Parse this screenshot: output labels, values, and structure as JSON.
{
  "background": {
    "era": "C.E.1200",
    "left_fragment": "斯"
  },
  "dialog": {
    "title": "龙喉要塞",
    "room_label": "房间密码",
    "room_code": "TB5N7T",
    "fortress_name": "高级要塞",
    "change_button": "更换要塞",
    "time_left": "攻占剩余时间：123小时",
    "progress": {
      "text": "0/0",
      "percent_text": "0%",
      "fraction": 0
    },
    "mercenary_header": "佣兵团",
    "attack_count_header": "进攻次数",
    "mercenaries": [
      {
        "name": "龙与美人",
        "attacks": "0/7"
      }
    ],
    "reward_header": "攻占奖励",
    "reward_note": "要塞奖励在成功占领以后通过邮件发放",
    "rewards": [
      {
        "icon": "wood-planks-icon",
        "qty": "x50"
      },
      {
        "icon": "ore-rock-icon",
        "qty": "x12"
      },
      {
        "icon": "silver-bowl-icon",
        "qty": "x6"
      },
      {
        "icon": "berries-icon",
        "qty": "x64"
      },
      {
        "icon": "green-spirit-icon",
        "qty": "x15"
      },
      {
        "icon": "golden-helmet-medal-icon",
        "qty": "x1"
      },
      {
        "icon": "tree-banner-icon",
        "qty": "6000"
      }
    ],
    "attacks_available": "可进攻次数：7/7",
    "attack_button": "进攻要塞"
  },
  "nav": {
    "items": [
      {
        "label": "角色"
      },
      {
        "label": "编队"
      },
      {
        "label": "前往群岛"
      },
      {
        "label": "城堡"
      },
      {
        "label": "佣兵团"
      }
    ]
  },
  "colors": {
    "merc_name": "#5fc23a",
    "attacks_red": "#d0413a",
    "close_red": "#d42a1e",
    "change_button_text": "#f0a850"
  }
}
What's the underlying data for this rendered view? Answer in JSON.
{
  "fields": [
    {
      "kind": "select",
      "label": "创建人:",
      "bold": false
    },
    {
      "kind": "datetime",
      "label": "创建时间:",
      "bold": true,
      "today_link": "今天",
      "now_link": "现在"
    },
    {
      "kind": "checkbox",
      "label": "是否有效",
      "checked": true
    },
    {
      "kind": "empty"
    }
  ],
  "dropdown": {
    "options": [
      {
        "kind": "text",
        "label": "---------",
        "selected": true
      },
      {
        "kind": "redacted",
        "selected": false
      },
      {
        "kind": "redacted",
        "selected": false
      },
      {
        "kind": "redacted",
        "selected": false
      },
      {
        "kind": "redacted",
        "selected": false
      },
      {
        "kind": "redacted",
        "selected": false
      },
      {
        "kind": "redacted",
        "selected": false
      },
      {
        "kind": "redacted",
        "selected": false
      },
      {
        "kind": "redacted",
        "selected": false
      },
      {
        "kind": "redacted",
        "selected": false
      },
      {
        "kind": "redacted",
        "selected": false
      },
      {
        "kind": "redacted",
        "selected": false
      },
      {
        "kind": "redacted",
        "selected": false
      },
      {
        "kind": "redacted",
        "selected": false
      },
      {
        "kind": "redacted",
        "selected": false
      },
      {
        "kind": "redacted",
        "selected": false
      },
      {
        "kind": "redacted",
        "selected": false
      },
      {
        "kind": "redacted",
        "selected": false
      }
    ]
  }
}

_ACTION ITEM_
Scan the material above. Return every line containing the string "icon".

_ANSWER SPACE_
        "icon": "wood-planks-icon",
        "icon": "ore-rock-icon",
        "icon": "silver-bowl-icon",
        "icon": "berries-icon",
        "icon": "green-spirit-icon",
        "icon": "golden-helmet-medal-icon",
        "icon": "tree-banner-icon",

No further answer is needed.